Nov. 15.
1386. Governor Cranfield to Lords of Trade and Plantations. The news of Gove's pardon has had a very ill effect on the people, as appears by the prosecution of Mr. Mason's concerns. After waiting for a twelvemonth for compliance with the conditions laid down in the King's Commission, and finding few or none to accept his terms, he brought his actions against most of the principals and obtained judgment against thirty or forty of them. Since which they have held several meetings and resolved to oppose the Provost Marshal or any others that attend the serving of executions on them. At the serving of one, the people in the house threatened to destroy any who endeavoured to force the doors with gunpowder, scalding water, and hot spits. The officer being compelled to desist, Mr. Mason desired the posse comitatus, but I thought this undesirable, the people being stirred up by Major Waldern, Mr. Moody, and Captain Vaughan. I have put the last named out of the Council for indecent carriage and dangerous words, and put Mr. Randolph in his place. Captain Daniel is since dead, and the Council is reduced to six. I cannot tell whom to recommend thereto. Thanks for obtaining me leave to go to Barbados for the winter, but I hope to be able to stick to my duty. Signed, Edw. Cranfield. 1¼ pp. Endorsed with a long précis. Recd. 29 February. Read 11 June '84. [Col. Papers, Vol. LII., No. 53, and Col. Entry Bk., Vol. LXVII., pp. 101, 102.]
Nov. 15. 1387. The King to the inhabitants of West New Jersey. Approving the appointment of Edward Byllinge as Governor. [Col. Entry Bk., Vol. XCIX., pp. 245, 246.]
Nov. 15. 1388. Minutes of Assembly of Virginia. The burgesses sent a message praying for the return of the records taken from Robert Beverley.

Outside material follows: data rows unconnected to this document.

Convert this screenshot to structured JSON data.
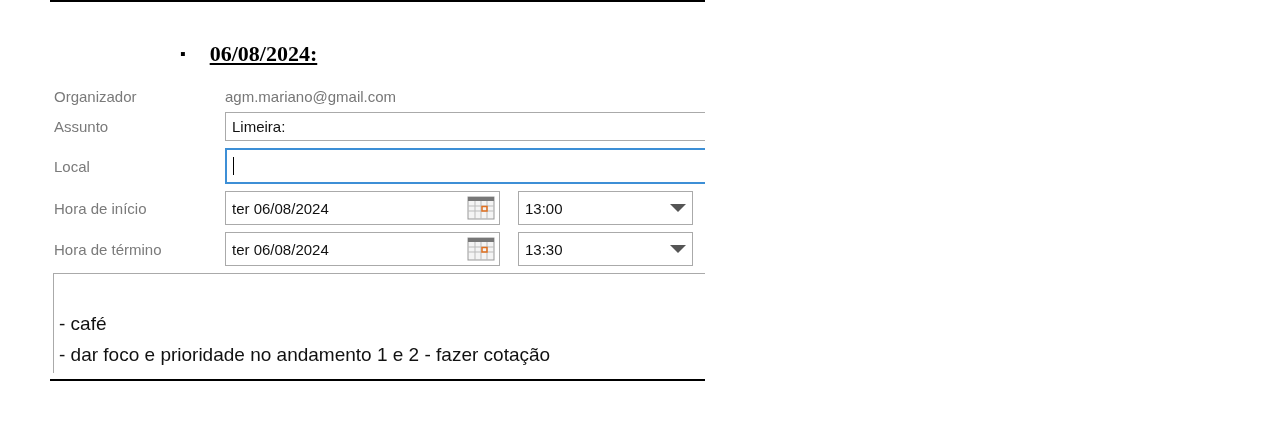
{
  "heading": {
    "bullet": "▪",
    "text": "06/08/2024:"
  },
  "appointment": {
    "fields": [
      {
        "kind": "static",
        "label": "Organizador",
        "value": "agm.mariano@gmail.com"
      },
      {
        "kind": "text",
        "label": "Assunto",
        "value": "Limeira:",
        "focused": false
      },
      {
        "kind": "text",
        "label": "Local",
        "focused": true
      },
      {
        "kind": "datetime",
        "label": "Hora de início",
        "date": "ter 06/08/2024",
        "time": "13:00"
      },
      {
        "kind": "datetime",
        "label": "Hora de término",
        "date": "ter 06/08/2024",
        "time": "13:30"
      }
    ],
    "notes": [
      "- café",
      "- dar foco e prioridade no andamento 1 e 2 - fazer cotação"
    ]
  }
}
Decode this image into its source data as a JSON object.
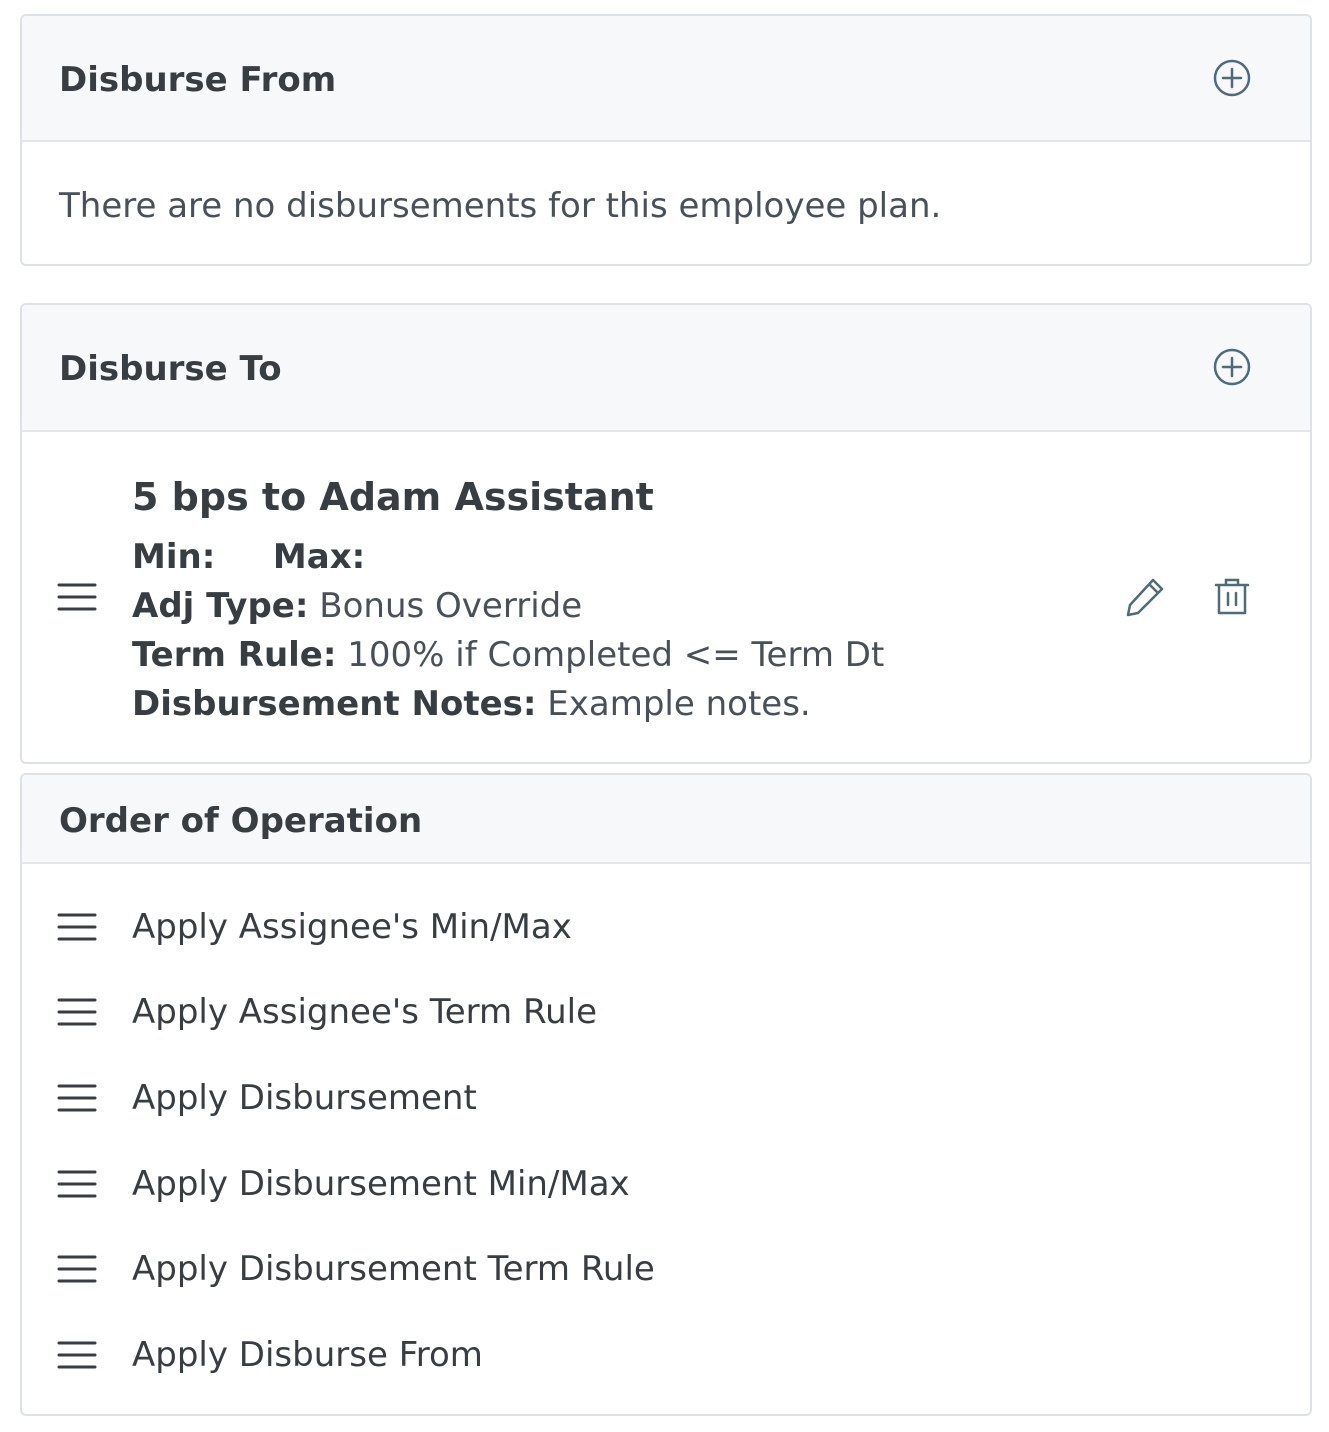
{
  "disburse_from": {
    "title": "Disburse From",
    "empty_message": "There are no disbursements for this employee plan.",
    "add_icon": "plus-circle-icon"
  },
  "disburse_to": {
    "title": "Disburse To",
    "add_icon": "plus-circle-icon",
    "item": {
      "title": "5 bps to Adam Assistant",
      "min_label": "Min:",
      "min_value": "",
      "max_label": "Max:",
      "max_value": "",
      "adj_type_label": "Adj Type:",
      "adj_type_value": "Bonus Override",
      "term_rule_label": "Term Rule:",
      "term_rule_value": "100% if Completed <= Term Dt",
      "notes_label": "Disbursement Notes:",
      "notes_value": "Example notes.",
      "edit_icon": "pencil-icon",
      "delete_icon": "trash-icon",
      "drag_icon": "drag-handle-icon"
    }
  },
  "order_of_operation": {
    "title": "Order of Operation",
    "items": [
      {
        "label": "Apply Assignee's Min/Max"
      },
      {
        "label": "Apply Assignee's Term Rule"
      },
      {
        "label": "Apply Disbursement"
      },
      {
        "label": "Apply Disbursement Min/Max"
      },
      {
        "label": "Apply Disbursement Term Rule"
      },
      {
        "label": "Apply Disburse From"
      }
    ]
  },
  "colors": {
    "header_bg": "#f7f8f9",
    "border": "#dee2e6",
    "icon": "#4e6b78",
    "text": "#383d42"
  }
}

Ordered that Mr. Secretary Spencer deliver them to members appointed by the burgesses. The order was subscribed by Edward Chilton, clerk of the General Assembly. The burgesses excepted against the signature, but appointed (saving the privileges of the House) four members to receive the records, who gave receipt for the same.